··· Records to use

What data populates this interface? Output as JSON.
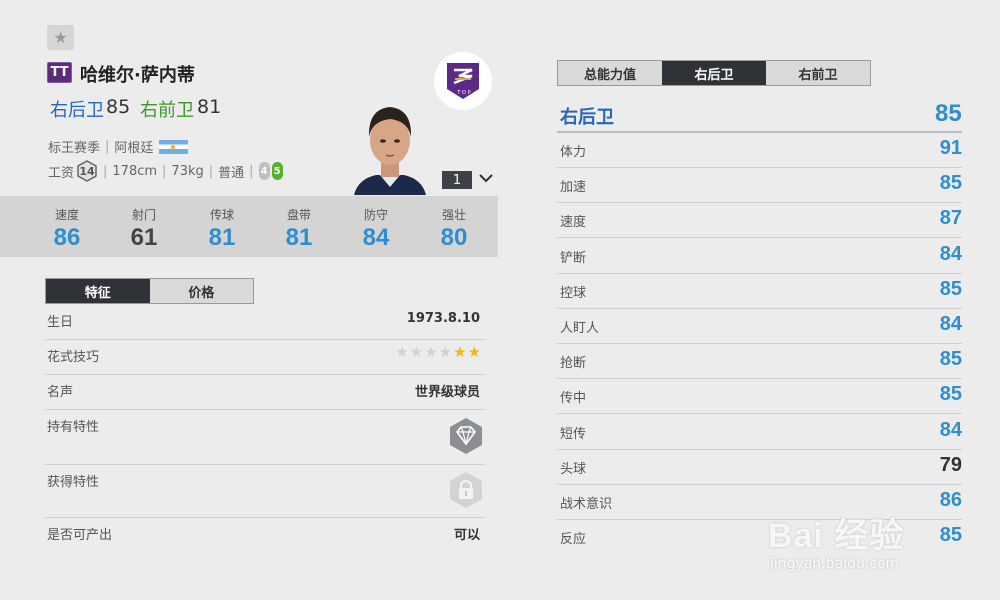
{
  "player": {
    "season_badge": "TT",
    "name": "哈维尔·萨内蒂",
    "positions": [
      {
        "label": "右后卫",
        "value": "85"
      },
      {
        "label": "右前卫",
        "value": "81"
      }
    ],
    "season": "标王赛季",
    "nationality": "阿根廷",
    "wage_label": "工资",
    "wage": "14",
    "height": "178cm",
    "weight": "73kg",
    "body_type": "普通",
    "weak_foot": "4",
    "strong_foot": "5",
    "level": "1",
    "club_badge_text": "T O P"
  },
  "stats": [
    {
      "label": "速度",
      "value": "86",
      "color": "#2e8ed0"
    },
    {
      "label": "射门",
      "value": "61",
      "color": "#444444"
    },
    {
      "label": "传球",
      "value": "81",
      "color": "#2e8ed0"
    },
    {
      "label": "盘带",
      "value": "81",
      "color": "#2e8ed0"
    },
    {
      "label": "防守",
      "value": "84",
      "color": "#2e8ed0"
    },
    {
      "label": "强壮",
      "value": "80",
      "color": "#2e8ed0"
    }
  ],
  "left_tabs": [
    {
      "label": "特征",
      "active": true
    },
    {
      "label": "价格",
      "active": false
    }
  ],
  "traits": {
    "birthday_label": "生日",
    "birthday": "1973.8.10",
    "skill_label": "花式技巧",
    "skill_stars": 2,
    "skill_max": 6,
    "reputation_label": "名声",
    "reputation": "世界级球员",
    "owned_traits_label": "持有特性",
    "acquired_traits_label": "获得特性",
    "producible_label": "是否可产出",
    "producible": "可以"
  },
  "right_tabs": [
    {
      "label": "总能力值",
      "active": false
    },
    {
      "label": "右后卫",
      "active": true
    },
    {
      "label": "右前卫",
      "active": false
    }
  ],
  "position_detail": {
    "title": "右后卫",
    "value": "85",
    "rows": [
      {
        "label": "体力",
        "value": "91",
        "color": "#2e8ed0"
      },
      {
        "label": "加速",
        "value": "85",
        "color": "#2e8ed0"
      },
      {
        "label": "速度",
        "value": "87",
        "color": "#2e8ed0"
      },
      {
        "label": "铲断",
        "value": "84",
        "color": "#2e8ed0"
      },
      {
        "label": "控球",
        "value": "85",
        "color": "#2e8ed0"
      },
      {
        "label": "人盯人",
        "value": "84",
        "color": "#2e8ed0"
      },
      {
        "label": "抢断",
        "value": "85",
        "color": "#2e8ed0"
      },
      {
        "label": "传中",
        "value": "85",
        "color": "#2e8ed0"
      },
      {
        "label": "短传",
        "value": "84",
        "color": "#2e8ed0"
      },
      {
        "label": "头球",
        "value": "79",
        "color": "#333333"
      },
      {
        "label": "战术意识",
        "value": "86",
        "color": "#2e8ed0"
      },
      {
        "label": "反应",
        "value": "85",
        "color": "#2e8ed0"
      }
    ]
  },
  "watermark": {
    "main": "Bai 经验",
    "sub": "jingyan.baidu.com"
  }
}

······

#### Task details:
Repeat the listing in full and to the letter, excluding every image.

#### Result:
What data populates this interface? Output as JSON.
{
  "player": {
    "season_badge": "TT",
    "name": "哈维尔·萨内蒂",
    "positions": [
      {
        "label": "右后卫",
        "value": "85"
      },
      {
        "label": "右前卫",
        "value": "81"
      }
    ],
    "season": "标王赛季",
    "nationality": "阿根廷",
    "wage_label": "工资",
    "wage": "14",
    "height": "178cm",
    "weight": "73kg",
    "body_type": "普通",
    "weak_foot": "4",
    "strong_foot": "5",
    "level": "1",
    "club_badge_text": "T O P"
  },
  "stats": [
    {
      "label": "速度",
      "value": "86",
      "color": "#2e8ed0"
    },
    {
      "label": "射门",
      "value": "61",
      "color": "#444444"
    },
    {
      "label": "传球",
      "value": "81",
      "color": "#2e8ed0"
    },
    {
      "label": "盘带",
      "value": "81",
      "color": "#2e8ed0"
    },
    {
      "label": "防守",
      "value": "84",
      "color": "#2e8ed0"
    },
    {
      "label": "强壮",
      "value": "80",
      "color": "#2e8ed0"
    }
  ],
  "left_tabs": [
    {
      "label": "特征",
      "active": true
    },
    {
      "label": "价格",
      "active": false
    }
  ],
  "traits": {
    "birthday_label": "生日",
    "birthday": "1973.8.10",
    "skill_label": "花式技巧",
    "skill_stars": 2,
    "skill_max": 6,
    "reputation_label": "名声",
    "reputation": "世界级球员",
    "owned_traits_label": "持有特性",
    "acquired_traits_label": "获得特性",
    "producible_label": "是否可产出",
    "producible": "可以"
  },
  "right_tabs": [
    {
      "label": "总能力值",
      "active": false
    },
    {
      "label": "右后卫",
      "active": true
    },
    {
      "label": "右前卫",
      "active": false
    }
  ],
  "position_detail": {
    "title": "右后卫",
    "value": "85",
    "rows": [
      {
        "label": "体力",
        "value": "91",
        "color": "#2e8ed0"
      },
      {
        "label": "加速",
        "value": "85",
        "color": "#2e8ed0"
      },
      {
        "label": "速度",
        "value": "87",
        "color": "#2e8ed0"
      },
      {
        "label": "铲断",
        "value": "84",
        "color": "#2e8ed0"
      },
      {
        "label": "控球",
        "value": "85",
        "color": "#2e8ed0"
      },
      {
        "label": "人盯人",
        "value": "84",
        "color": "#2e8ed0"
      },
      {
        "label": "抢断",
        "value": "85",
        "color": "#2e8ed0"
      },
      {
        "label": "传中",
        "value": "85",
        "color": "#2e8ed0"
      },
      {
        "label": "短传",
        "value": "84",
        "color": "#2e8ed0"
      },
      {
        "label": "头球",
        "value": "79",
        "color": "#333333"
      },
      {
        "label": "战术意识",
        "value": "86",
        "color": "#2e8ed0"
      },
      {
        "label": "反应",
        "value": "85",
        "color": "#2e8ed0"
      }
    ]
  },
  "watermark": {
    "main": "Bai 经验",
    "sub": "jingyan.baidu.com"
  }
}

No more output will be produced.